personal bereavement. This love for the memory of the countryside of his youth was later to become a central part of his writing, and it was intimately bound up with his love for the memory of his mother." (Carpenter 32-3) Tolkien in high school "Headmaster Gilson also encouraged his pupils to make a detailed study of classical linguistics. This was entirely in keeping with Tolkien's inclinations; and, partly as a result in the general principles of language" (Carpenter 34) Ronald in student years "It was one thing to know Latin, Greek, French, and German; it was another to understand why they were what they were.
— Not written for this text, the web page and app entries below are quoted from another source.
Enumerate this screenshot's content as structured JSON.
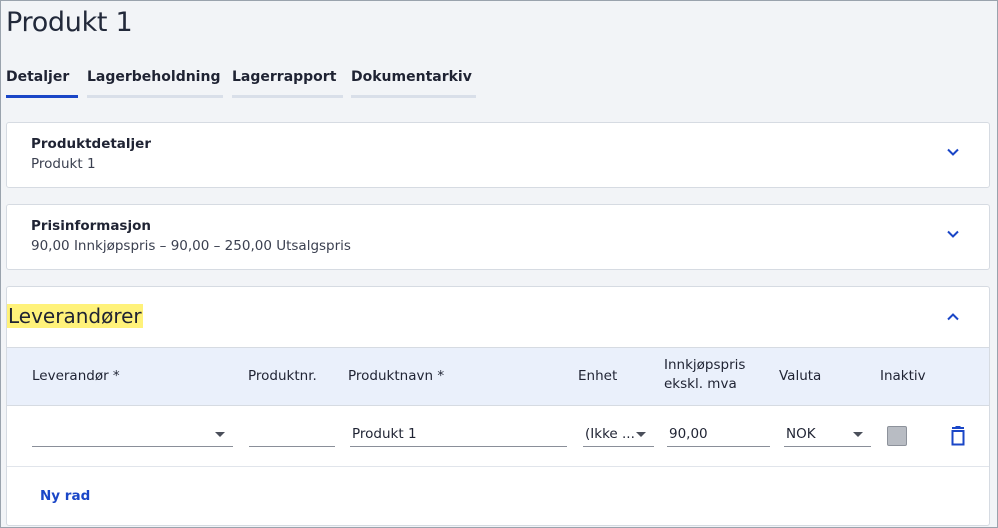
{
  "page": {
    "title": "Produkt 1"
  },
  "tabs": [
    {
      "label": "Detaljer",
      "active": true
    },
    {
      "label": "Lagerbeholdning",
      "active": false
    },
    {
      "label": "Lagerrapport",
      "active": false
    },
    {
      "label": "Dokumentarkiv",
      "active": false
    }
  ],
  "product_details": {
    "title": "Produktdetaljer",
    "subtitle": "Produkt 1",
    "icon": "chevron-down-icon"
  },
  "price_info": {
    "title": "Prisinformasjon",
    "subtitle": "90,00 Innkjøpspris  –  90,00  –  250,00 Utsalgspris",
    "icon": "chevron-down-icon"
  },
  "suppliers": {
    "title": "Leverandører",
    "icon": "chevron-up-icon",
    "columns": {
      "supplier": "Leverandør *",
      "product_no": "Produktnr.",
      "product_name": "Produktnavn *",
      "unit": "Enhet",
      "purchase_price_line1": "Innkjøpspris",
      "purchase_price_line2": "ekskl. mva",
      "currency": "Valuta",
      "inactive": "Inaktiv"
    },
    "rows": [
      {
        "supplier": "",
        "product_no": "",
        "product_name": "Produkt 1",
        "unit": "(Ikke ...",
        "purchase_price": "90,00",
        "currency": "NOK",
        "inactive": true
      }
    ],
    "add_row_label": "Ny rad"
  },
  "colors": {
    "accent": "#1a46c7",
    "highlight": "#fff27a",
    "header_bg": "#eaf0fb"
  }
}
Tolkien had started to look for the bones, the elements that were common to them all: he had begun, in fact, to study philology, the science of

words." (Carpenter 34) Tolkien studies all languages (Studies Chaucer, Beowulf, Old Norse, Gothic) "He continued his search for the 'bones' behind all these languages, rummaging in the school library and exploring the remoter shelves of Cornish's bookshop down the road. Eventually he began to find - and to scrape enough money to buy - German books on philology that were 'dry-as-dust' but which could provide the answers to his questions. Philology: 'the love of words'. For that was what motivated him. It was not an arid interest in the scientific principles of language; it was a deep love for the look and sound of words, springing from the days when his mother had given him his first Latin lessons . . . And as a result of this love of words, he had started to invent his

own words" (Carpenter 35) Tolkien begins to (at age 14) to create his own languages, namely 'Nevbosh', a language filled with Gothic and Norse words. Edith Bratt 1908 - Tolkien falls in love with Edith Bratt 1911 - Tolkien starts the Tea Club and goes to Switzerland Tolkien in Oxford In 1911 Tolkien entered Exeter College of Oxford. There he started writing (poem 'Wood-sunshine'), modeled after several different authors. "In 'Wood-sunshine' there is a distinct resemblance to an episode in the first part of Thompson's 'Sister Songs' where the poet sees first a single elf and then a swarm of woodland sprites in the glade; when he moves, they vanish . . ." (Carpenter 48) "Being taught by Joe Wright, Tolkien managed to find books of medieval Welsh, and he began to

read the language that had fascinated him since he saw a few words of it on coal-trucks. He was not disappointed; indeed he was confirmed in all his expectations of beauty. Beauty: that was what pleased him in Welsh; the appearance and sound of the words almost irrespective of their meaning. He once said: 'Most English-speaking people, for instance, will admit that cellar door is 'beautiful', especially if disassociated from its sense (and its spelling). More beautiful than, say sky, and far more beautiful than beautiful'." (Carpenter 56-7) Tolkien starts advanced languages (new): "He abandoned neo-Gothic and began to create a private language that was heavily influenced by Finnish. This was the language that would eventually emerge in his stories as 'Quenya' or

High-elven. That would not happen for many years; yet already a seed of what was to come was germinating in his mind" (Carpenter 59) 1913 - Tolkien graduates from three-year program with second-class honors and proceeds to study philology in graduate school. At the same period Tolkien reads Cynewulf - "'I felt a curious thrill,' he wrote long afterwards, 'as if something had stirred in me, half wakened from sleep. There was something very remote and strange and beautiful behind those words, if I could grasp it, far beyond ancient English'." (Carpenter 64) Tolkien reads the Völuspa - "The most remarkable of all Germanic-mythological poems, it dates from the very end of Norse heathendom, when Christianity was taking the place of the old gods; yet it imparts